“When I think of the many who struggled, suffered, fought and died for our right to vote, I’m motivated all the more to have my voice be heard.”
By Jack Levine
Within a few short weeks, the 2014 General Election will be history.
We will either cheer successful campaigns we supported or feel sorrow for losses, but for sure, we will finally be relieved to not be forced to witness the seemingly endless deluge of commercials.
While I’m strictly non-partisan in my advocacy for family policies that improve the odds for health, protection and lifelong success, I’m an ardent promoter of participation in all aspects of the political process.
I truly believe that voting is not just a right, it’s a sacred responsibility. There are few more influential civic activities than voting. It takes a few minutes but has impact for years to come.
When I think of the many who struggled, suffered, fought and died for our right to vote, I’m motivated all the more to have my voice be heard.
My Grandma Minnie picketed for women’s suffrage as an immigrant teenage girl in New York. She voted for the first time after the 19th Amendment took effect in 1920 and never missed a vote in her life…all 91 years!!
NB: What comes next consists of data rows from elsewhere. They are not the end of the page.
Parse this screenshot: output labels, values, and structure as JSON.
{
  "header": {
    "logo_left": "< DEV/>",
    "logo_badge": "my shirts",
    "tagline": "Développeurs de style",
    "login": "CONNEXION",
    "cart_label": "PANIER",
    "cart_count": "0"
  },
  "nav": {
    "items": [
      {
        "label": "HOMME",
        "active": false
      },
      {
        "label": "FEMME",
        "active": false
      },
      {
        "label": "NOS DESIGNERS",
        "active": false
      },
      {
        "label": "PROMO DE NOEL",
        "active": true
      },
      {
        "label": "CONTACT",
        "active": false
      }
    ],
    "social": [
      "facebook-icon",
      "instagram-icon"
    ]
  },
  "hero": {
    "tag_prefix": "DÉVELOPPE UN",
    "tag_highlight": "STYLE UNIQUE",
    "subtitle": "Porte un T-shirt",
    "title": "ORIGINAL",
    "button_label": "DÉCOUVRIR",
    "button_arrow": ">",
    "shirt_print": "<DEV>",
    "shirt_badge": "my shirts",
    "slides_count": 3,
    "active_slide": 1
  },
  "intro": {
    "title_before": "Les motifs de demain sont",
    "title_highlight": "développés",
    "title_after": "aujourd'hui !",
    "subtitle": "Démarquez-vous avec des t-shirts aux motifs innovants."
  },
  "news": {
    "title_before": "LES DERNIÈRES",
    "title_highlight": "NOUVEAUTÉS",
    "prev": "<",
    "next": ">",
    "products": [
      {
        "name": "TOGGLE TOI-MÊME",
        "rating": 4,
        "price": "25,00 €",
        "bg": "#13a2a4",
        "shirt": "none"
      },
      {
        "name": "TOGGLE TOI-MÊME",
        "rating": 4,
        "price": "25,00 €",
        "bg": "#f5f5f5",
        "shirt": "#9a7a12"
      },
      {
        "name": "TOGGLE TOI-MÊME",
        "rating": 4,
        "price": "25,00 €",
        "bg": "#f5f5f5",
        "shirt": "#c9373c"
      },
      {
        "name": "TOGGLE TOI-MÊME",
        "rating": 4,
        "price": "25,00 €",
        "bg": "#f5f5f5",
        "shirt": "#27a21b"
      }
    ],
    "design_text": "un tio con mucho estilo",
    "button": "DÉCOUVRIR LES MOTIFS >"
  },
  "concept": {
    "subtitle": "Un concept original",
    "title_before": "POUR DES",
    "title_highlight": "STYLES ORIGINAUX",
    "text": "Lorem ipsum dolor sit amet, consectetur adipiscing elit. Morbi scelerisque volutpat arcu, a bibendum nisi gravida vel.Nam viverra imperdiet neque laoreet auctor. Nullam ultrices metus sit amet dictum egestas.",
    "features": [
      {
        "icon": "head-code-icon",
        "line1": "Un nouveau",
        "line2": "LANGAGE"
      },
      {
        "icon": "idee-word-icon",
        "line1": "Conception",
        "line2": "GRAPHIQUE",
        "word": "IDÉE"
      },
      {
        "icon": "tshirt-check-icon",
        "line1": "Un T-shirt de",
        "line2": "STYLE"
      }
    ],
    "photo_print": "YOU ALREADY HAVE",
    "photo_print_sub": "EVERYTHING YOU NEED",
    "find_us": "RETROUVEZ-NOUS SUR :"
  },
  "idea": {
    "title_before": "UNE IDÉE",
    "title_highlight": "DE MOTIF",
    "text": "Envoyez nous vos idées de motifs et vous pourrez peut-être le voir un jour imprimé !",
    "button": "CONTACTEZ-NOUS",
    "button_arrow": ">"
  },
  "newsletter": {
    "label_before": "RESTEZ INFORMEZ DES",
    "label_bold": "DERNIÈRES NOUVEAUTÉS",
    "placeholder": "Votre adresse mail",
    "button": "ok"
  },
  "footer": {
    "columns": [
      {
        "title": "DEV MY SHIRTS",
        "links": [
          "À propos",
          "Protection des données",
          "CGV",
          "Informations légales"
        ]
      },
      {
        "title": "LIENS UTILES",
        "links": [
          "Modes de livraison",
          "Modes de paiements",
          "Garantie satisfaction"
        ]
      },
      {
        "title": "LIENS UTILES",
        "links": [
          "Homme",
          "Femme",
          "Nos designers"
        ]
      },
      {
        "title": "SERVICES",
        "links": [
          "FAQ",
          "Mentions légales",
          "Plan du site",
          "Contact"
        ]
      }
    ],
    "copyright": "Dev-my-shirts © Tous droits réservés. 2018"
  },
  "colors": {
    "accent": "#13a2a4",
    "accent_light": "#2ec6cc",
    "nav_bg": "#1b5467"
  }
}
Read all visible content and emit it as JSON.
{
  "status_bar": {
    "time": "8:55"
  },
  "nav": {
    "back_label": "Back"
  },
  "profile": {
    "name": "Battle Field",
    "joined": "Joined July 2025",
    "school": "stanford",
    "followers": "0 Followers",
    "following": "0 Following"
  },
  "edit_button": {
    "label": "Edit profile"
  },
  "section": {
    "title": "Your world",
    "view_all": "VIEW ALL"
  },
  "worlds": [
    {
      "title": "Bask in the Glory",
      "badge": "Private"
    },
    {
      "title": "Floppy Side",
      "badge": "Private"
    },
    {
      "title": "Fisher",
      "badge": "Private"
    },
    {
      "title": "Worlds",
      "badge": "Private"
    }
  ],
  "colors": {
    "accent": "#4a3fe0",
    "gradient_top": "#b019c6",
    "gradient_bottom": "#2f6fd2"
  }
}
Her daughter Ruth, my mother, took me by the hand to watch her and my father vote. My Dad was blind so he had to have a poll-watcher vote with him, but he always voted. They listened to the election results at the edge of their seats.
Everyone in my family took civic responsibilities so seriously that it was impossible for me to grow up without that same set of values.
The pollsters are busy making their case for where voters are leaning. The pundits are sharpening their sound bites. The commercials, mail fliers and phone calls are flooding in.
But when all the words are said, charges leveled and millions of dollars spent, it’s we the voters who hold the power to decide who will lead our nation, our states, and communities into the future
TOP 10 REASONS TO VOTE
- To honor those in our military who courageously fight for us and our law enforcement officers, firefighters and emergency workers who respond to our needs and defend the peace at home. Those who sacrifice their personal well-being in the name of our safety and security deserve our respect.
- To honor people who struggled for civil rights, women’s suffrage and the ideals of justice for all whose diverse voices are essential for our nation’s moral health and community vitality. Freedom needs affirmation.
- To be a good example to our children and grandchildren by exercising the right to vote as a symbol of our faith in democracy. By voting we send a signal of the importance of the choices we as adults make to secure a better future for ourselves, for our children, and generations who will follow.
- Voting is our society’s great equalizer. No matter our station in life, income, ethnic heritage or social status, every citizen over age 18 has the same power of one vote.
- Pollsters do not determine who wins elections; voters do. Predicting the outcome of elections, especially close ones, is at best an inexact science. Pollsters and political pundits have their roles, but like each of us, they only have one vote.
- Elections should not be about negative ads, it should be about the options we have to promote positive policy actions. Voting for candidates in whom we believe, and for or against ballot initiatives we know will affect our future, is a perfect counterbalance to the flood of negativity polluting the airwaves and filling our mailboxes.
- While voting may now be a bit more complicated than in previous years, access to registration information and early voting are still available for people who want their voices heard. Democracy is a team sport….and spectators simply don’t count.
- It’s vital to be an informed voter. Pay attention to news reports and editorials about the campaigns. While how we vote is confidential, the fact that we have voted, or failed to vote, is public record. Elected officials know which individuals and demographic groups are voting, and we who do vote are more likely to be influential in policy debates. Non-voters are voiceless and by not participating can become victims of their own neglect.
- Regret is preventable. November 5th is one day too late, and “could have, should have” are sorry alternatives to acting. Have a “no excuses” attitude by committing to vote, ask others to join us in voting, and promote a positive approach to making a difference among family, friends and colleagues.
- Be part of making history. Because every indicator points to the prospect that the 2014 election will have impact for years/decades to come, every vote is even more important. ! Being a participant in affecting history gives each of us a sense of pride in participation and the power to touch the future.
Jack Levine, Founder
Jack Levine, a family policy advocate based in Tallahassee is founder of the 4Generations Institute. He may be reached at Jack@4gen.org.